- Open heart surgery is a major operation requiring close monitoring and support afterward.
- Patients should follow the medical team’s advice on wound care and look out for signs of infection around the chest wound such as redness or discharge.
It is important for patients to seek urgent care for any potentially serious symptoms such as difficulty breathing, fever, and excessive sweating.
Specialist support for activities and other aspects of recovery may be offered in a specific cardiac rehabilitation program
Aftercare varies by individual but may include follow-up tests such as blood tests, heart scans, and stress tests, which is heart monitoring during a treadmill exercise. Medication may include blood-thinning drugs.
Alternatives to open heart surgery
Alternatives to opening up the chest are now available. These can include the use of endoscope cameras and robots.
The treatment of narrowed coronary arteries can be done by minimally invasive cuts to the skin and the use of the da Vinci robot. This alternative is known as endoscopic coronary artery bypass surgery.
No advantage has been found in terms of effectiveness or safety across patients choosing open surgery over these alternatives. Both types of surgery still require similar time in hospital and care. The main difference is that less invasive surgery has a shorter recovery.

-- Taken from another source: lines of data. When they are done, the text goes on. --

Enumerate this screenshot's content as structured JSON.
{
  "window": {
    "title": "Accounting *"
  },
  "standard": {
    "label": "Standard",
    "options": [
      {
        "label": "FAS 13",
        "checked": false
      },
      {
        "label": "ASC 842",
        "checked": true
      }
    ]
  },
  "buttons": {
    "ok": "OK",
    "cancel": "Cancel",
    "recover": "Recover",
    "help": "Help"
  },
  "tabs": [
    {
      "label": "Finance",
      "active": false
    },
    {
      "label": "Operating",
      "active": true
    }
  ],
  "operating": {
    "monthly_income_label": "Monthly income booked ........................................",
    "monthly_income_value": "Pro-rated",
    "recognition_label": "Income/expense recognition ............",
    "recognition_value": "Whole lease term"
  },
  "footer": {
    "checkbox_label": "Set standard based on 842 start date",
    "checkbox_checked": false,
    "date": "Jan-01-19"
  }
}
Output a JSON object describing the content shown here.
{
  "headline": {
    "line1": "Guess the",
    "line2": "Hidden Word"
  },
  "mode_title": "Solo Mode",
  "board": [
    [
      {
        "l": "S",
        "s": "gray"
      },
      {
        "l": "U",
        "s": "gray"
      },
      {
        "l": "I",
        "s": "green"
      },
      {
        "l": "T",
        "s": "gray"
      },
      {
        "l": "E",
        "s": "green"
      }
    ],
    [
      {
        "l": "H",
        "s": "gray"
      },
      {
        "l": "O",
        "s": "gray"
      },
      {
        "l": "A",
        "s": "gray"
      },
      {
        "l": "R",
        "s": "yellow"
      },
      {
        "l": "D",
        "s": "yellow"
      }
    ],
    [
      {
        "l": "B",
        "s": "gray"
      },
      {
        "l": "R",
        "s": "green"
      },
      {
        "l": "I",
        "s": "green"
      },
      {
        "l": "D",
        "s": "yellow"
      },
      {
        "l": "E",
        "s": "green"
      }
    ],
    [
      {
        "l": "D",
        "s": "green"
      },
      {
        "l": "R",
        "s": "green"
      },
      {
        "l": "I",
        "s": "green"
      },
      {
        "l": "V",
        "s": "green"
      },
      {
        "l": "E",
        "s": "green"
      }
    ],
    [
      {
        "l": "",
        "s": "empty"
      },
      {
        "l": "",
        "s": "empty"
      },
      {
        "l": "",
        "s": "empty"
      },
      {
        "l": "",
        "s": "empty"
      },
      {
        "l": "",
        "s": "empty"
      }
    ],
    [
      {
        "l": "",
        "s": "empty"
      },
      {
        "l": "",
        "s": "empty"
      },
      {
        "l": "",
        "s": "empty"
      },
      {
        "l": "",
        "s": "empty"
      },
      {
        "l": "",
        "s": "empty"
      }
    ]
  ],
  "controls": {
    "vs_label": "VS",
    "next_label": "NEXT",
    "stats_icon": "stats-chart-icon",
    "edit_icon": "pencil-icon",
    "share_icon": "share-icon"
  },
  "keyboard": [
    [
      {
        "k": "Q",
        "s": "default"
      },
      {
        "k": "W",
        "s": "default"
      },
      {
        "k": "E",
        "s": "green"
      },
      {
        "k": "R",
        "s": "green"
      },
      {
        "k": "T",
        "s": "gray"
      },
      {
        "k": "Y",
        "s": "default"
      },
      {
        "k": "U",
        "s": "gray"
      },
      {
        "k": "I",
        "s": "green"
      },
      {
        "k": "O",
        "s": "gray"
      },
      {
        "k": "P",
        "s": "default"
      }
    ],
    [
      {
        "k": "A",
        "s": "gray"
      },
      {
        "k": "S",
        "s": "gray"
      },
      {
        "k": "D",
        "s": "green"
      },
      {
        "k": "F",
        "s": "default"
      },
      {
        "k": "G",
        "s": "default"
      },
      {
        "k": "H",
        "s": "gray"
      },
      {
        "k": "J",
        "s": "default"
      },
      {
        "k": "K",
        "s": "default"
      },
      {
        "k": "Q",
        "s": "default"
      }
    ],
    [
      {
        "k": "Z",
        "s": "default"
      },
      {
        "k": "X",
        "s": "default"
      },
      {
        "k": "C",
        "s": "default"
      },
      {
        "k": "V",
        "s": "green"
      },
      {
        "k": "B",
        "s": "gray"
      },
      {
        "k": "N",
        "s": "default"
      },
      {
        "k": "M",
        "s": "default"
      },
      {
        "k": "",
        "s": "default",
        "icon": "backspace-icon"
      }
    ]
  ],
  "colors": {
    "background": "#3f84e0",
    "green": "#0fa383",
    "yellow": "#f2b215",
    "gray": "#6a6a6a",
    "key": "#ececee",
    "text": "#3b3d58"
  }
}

All forms of heart surgery come with risks. These risks include being under anesthetic, and chances of infection, organ damage, and stroke. Risks depend on the person, such as being higher in people who are less well.
Alternatives to open heart surgery include:
- Angioplasty – this places a stent inside the narrowed artery to widen it out
- Transcatheter aortic valve replacement – the new valve is inserted via a catheter and opens out once in place
- Aortic valve balloon valvuloplasty – a balloon is used to widen a valve
What to expect after the surgery?
Taking care of the patient is the most important part of the recovery. The incision site should be kept clean and dry. Keep it infection free by washing your hands before and after touching it. Utmost care should be taken if you plan to take a shower. Your shower should not extend more than 10 minutes and warm water should be used for the shower. Always check the site of incision for any sign of infection like redness, warmth, oozing from the site etc.
You may experience pain in the chest region, at the incision site, throat pain or muscle pain. Discuss with your doctor about pain management. Pain medication will be prescribed by your doctor to you. It is essential to follow the prescribed medication. You also need to relax and get enough sleep.